In his homily, Cardinal Vallini, the pontifical legate for the Basilica of St. Francis, hailed Acutis as a model of how young people can use technology at the service of the Gospel to “reach as many people as possible and help them know the beauty of friendship with the Lord.”
For Carlo, Jesus was “the strength of his life and the purpose of everything he did,” the cardinal said.
“He was convinced that to love people and do them good you need to draw energy from the Lord. In this spirit he was very devoted to Our Lady,” he added.
“His ardent desire was also that of attracting as many people to Jesus, making himself herald of the Gospel above all with the example of life.”
At a young age, Acutis taught himself how to program and went on to create websites cataloguing the world’s Eucharistic miracles and Marian apparitions.
“The Church rejoices, because in this very young Blessed the Lord's words are fulfilled: ‘I have chosen you and appointed you to go and bear much fruit.’ And Carlo ‘went’ and brought the fruit of holiness, showing it as a goal reachable by all and not as something abstract and reserved for a few,” the cardinal said.
“He was an ordinary boy, simple, spontaneous, likeable … he loved nature and animals, he played football, he had many friends of his age, he was attracted by modern means of social communication, passionate about computer science and, self-taught, he built websites to transmit the Gospel, to communicate values and beauty,” he said.
Assisi is celebrating the beatification of Carlo Acutis with more than two weeks of liturgies and events Oct. 1-17. During this time images of a young Acutis standing with a giant monstrance containing the Eucharist can be seen in front of churches all around the city of St. Francis and St. Clare.
People stood in line to pray before the tomb of Carlo Acutis, located in Assisi’s Sanctuary of the Spoliation in the Church of St. Mary Major. The church extended its hours until midnight throughout the beatification weekend to allow as many people as possible to venerate Acutis, with the social distancing measures in place to prevent the spread of the coronavirus.
(Story continues below)
Subscribe to our daily newsletter
At Catholic News Agency, our team is committed to reporting the truth with courage, integrity, and fidelity to our faith. We provide news about the Church and the world, as seen through the teachings of the Catholic Church. When you subscribe to the CNA UPDATE, we'll send you a daily email with links to the news you need and, occasionally, breaking news.

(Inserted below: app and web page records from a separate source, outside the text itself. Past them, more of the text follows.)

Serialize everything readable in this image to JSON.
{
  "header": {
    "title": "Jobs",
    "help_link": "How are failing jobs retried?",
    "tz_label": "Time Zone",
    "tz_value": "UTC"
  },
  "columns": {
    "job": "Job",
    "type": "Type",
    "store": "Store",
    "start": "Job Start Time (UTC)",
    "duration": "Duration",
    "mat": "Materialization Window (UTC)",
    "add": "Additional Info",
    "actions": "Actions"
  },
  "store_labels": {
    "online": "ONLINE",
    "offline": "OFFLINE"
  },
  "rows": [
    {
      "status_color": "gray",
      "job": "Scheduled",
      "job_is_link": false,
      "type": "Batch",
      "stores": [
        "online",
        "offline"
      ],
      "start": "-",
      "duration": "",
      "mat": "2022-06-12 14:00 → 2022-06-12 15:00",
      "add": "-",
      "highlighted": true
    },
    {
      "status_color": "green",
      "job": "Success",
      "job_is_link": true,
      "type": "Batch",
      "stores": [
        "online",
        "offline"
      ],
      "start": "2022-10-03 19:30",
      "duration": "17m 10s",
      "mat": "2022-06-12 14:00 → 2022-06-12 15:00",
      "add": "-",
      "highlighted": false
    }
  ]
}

As part of this free service you may receive occasional offers from us at EWTN News and EWTN. We won't rent or sell your information, and you can unsubscribe at any time.
Fr. Boniface Lopez, a Franciscan Capuchin based at the church, told CNA that he noted that many people who visited Acutis’ tomb also took advantage of the opportunity to go to confession, which is being offered in many languages throughout the 17 days when Acutis’ body is visible for venation.
“Many people are coming to see Carlo to ask for his blessing … also many young people; they come for confessions, they come because they want to change their lives and they want to come near God and really experience God,” Fr. Lopez said.
At a youth vigil the evening before the beatification, pilgrims gathered outside of the Assisi’s Basilica of St. Mary of the Angels while priests heard confessions inside.
Churches throughout Assisi also offered additional hours of Eucharistic Adoration to mark Acutis’ beatification.